● Data records:
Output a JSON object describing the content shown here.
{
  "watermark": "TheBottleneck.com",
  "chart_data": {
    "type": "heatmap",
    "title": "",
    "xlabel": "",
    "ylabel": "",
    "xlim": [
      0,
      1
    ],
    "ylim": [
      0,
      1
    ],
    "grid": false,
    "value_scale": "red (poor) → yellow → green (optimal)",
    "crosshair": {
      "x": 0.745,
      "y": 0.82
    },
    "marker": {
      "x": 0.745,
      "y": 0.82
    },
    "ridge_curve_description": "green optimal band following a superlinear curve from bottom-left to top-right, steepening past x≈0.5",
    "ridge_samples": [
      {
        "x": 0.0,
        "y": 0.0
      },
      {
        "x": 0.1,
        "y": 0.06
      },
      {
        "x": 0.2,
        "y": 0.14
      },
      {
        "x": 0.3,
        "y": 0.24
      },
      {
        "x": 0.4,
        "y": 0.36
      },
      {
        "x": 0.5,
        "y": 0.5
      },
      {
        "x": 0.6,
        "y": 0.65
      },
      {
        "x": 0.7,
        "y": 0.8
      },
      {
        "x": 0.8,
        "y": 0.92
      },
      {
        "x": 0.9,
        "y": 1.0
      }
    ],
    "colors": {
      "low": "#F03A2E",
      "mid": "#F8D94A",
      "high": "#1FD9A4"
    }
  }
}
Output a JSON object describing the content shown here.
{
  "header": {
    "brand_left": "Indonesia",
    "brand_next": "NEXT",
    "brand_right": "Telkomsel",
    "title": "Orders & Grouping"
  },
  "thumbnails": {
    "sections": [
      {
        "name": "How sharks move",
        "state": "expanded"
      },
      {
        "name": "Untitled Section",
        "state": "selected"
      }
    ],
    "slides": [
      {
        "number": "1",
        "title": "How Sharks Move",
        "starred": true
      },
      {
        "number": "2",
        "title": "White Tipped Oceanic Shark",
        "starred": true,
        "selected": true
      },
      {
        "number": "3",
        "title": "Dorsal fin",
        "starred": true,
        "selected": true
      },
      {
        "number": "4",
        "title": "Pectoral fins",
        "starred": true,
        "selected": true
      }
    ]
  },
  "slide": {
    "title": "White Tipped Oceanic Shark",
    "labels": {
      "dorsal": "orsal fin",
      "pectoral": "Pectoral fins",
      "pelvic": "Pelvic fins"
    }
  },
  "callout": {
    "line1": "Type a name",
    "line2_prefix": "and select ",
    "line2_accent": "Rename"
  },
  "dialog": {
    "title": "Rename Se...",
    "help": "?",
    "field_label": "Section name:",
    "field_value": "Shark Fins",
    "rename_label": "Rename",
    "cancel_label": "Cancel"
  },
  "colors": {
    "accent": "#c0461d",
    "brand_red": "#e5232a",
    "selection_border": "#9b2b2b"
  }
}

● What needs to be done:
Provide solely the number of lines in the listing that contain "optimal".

● Exercise solution:
2